Multi-instrumentalist Ira Sullivan first met Kirk when, commencing the final set of a gig, he heard, "Ira Sullivan? It's Roland Kirk! I'm coming up to play with you! followed by the strange vision of a heavily-laden marauder storming the gangplank to the loft-level stage. Sullivan introduced Kirk to Joe Segal of Chicago's Jazz Showcase, leading to his first major release, Introducing Roland Kirk
(Argo, 1960). He was "one of the strongest men I knew, says Sullivan, with "incredible stamina and a "get-up-and-go attitude; I never saw him drug or tired. He remembers a rowboat outing when Kirk demanded the oars and whipped up enough speed to rival a motorboat or another time when Kirk played Dvorák's "New World Symphony with his left-hand sax, simultaneously rendering "Sentimental Journey with his right-hand clarinet. He could "see more than the rest of us, raves Sullivan; "he didn't operate like a blind man.
Michael Marcus, an adept at the technique of simultaneous horn playing, depicted Kirk as "very open and spiritual. "His inner ear could hear multiple voicings, Marcus testified, "and he could articulate that with his incredible embouchure ; more importantly, he observed, Kirk "had an enormous amount of soul. Believing Kirk deserves a place in the pantheon of jazz greats, Marcus extolled the virtues of "Many Blessings from The Inflated Tear
(Atlantic, 1967): "It's frightening, it's incredible, it's monstrous, he glows; "it's definitely in the league of Coltrane or Sonny Rollins. George Braith, another two-horn tyro, was also inspired by Kirk: "He came on my job one night and blew me out with two horns [laughs
] and I said, 'I'll never let that happen again!' Braith ran with the idea, developing custom mechanical extensions to expand his instrument's range and timbre. Kirk was interested and devised similar devices for his own horns. Both men played stritch, a rare, straight alto sax, though they never could concur on its exact definition.
Pianist Harold Mabern respected Kirk for his artistry, seriousness and "overall demeanor as a human being. He remains grateful to Kirk for seeing something in his playing early on, mentoring him and calling him for a few record dates. While Kirk loved Mabern's later records, the pianist also noted that he had a curious habit of taping over those tracks he didn't like: "If I had something on there that had, like, a rock-type beat to it, Mabern reported [citing Lee Morgan's "Sidewinder as an example], "he'd put some tape over that particular track so that it wouldn't play. It's not that he detested it, but he would skip over that and get to the next track.
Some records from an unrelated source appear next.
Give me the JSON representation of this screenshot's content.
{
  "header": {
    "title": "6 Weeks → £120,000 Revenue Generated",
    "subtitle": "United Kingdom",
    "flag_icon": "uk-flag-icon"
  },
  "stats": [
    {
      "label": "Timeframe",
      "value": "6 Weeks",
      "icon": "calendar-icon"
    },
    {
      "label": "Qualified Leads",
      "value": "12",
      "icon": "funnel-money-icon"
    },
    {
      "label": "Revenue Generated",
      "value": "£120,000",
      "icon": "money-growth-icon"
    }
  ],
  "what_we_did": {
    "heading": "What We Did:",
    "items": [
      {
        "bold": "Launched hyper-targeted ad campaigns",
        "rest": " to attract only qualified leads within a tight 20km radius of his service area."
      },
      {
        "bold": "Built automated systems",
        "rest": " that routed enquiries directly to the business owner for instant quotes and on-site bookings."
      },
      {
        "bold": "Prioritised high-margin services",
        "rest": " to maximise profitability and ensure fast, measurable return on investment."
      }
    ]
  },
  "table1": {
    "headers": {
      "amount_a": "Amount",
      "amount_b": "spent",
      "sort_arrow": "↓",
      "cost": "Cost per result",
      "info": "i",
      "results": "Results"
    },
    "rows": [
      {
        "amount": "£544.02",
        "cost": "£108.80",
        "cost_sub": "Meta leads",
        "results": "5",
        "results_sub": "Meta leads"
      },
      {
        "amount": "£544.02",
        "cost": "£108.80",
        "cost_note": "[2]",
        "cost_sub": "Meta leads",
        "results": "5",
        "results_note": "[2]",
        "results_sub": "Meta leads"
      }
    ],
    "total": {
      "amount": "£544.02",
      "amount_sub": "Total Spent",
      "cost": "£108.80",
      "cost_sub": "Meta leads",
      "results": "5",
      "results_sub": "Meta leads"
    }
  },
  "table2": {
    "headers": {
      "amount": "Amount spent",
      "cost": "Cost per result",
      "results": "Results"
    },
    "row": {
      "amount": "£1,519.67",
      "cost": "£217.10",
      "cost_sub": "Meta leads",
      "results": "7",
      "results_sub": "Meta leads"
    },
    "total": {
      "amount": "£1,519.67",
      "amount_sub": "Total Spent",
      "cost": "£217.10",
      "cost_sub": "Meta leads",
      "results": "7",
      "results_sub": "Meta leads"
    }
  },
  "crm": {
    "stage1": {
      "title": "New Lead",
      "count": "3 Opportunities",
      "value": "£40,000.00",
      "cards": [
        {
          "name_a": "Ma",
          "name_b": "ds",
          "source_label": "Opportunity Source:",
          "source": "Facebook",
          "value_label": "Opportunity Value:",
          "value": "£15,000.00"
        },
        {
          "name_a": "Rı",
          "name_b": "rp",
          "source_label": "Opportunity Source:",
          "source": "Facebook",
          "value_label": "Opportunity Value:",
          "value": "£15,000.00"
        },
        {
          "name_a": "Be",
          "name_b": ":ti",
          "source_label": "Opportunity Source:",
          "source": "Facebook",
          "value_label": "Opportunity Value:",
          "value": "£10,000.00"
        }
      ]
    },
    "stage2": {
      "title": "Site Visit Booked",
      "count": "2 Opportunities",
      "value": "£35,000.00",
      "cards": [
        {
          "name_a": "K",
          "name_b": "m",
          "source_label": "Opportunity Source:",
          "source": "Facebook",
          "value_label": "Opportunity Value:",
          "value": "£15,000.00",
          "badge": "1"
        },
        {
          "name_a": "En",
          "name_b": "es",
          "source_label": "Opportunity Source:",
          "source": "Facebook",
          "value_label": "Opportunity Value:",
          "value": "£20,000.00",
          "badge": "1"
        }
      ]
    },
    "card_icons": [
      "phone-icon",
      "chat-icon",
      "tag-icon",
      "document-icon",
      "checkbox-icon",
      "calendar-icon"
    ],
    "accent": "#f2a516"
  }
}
Saxophonist/composer/arranger Benny Golson described Kirk's disposition as an example of "pleonexia, meaning "enough is never enough. "Because that's the way he was, Golson elaborated, "and that's really an inherent part of creativity; anybody who's truly creative, they're never really satisfied. One time Kirk called up Golson to play him a melody with the push-button tones of the telephone; the arranger promptly turned the idea into a television commercial for a phone company: "I built the whole orchestra around the telephone! Golson laughed. "He inspired that...He was always trying to discover new ways to do old things, extrapolations and that's what made him so interesting.
Drummer Roy Haynes considered Kirk "an exciting artist to play with and be around, citing his own record date Out of the Afternoon
(Impulse!, 1962) as a career highpoint and emphasizing Kirk's considerable contribution to the session: "That is known all over the world, he said. "Listen to the music. He was a very exciting man and it was great to have played with him and to have him make a recording with me.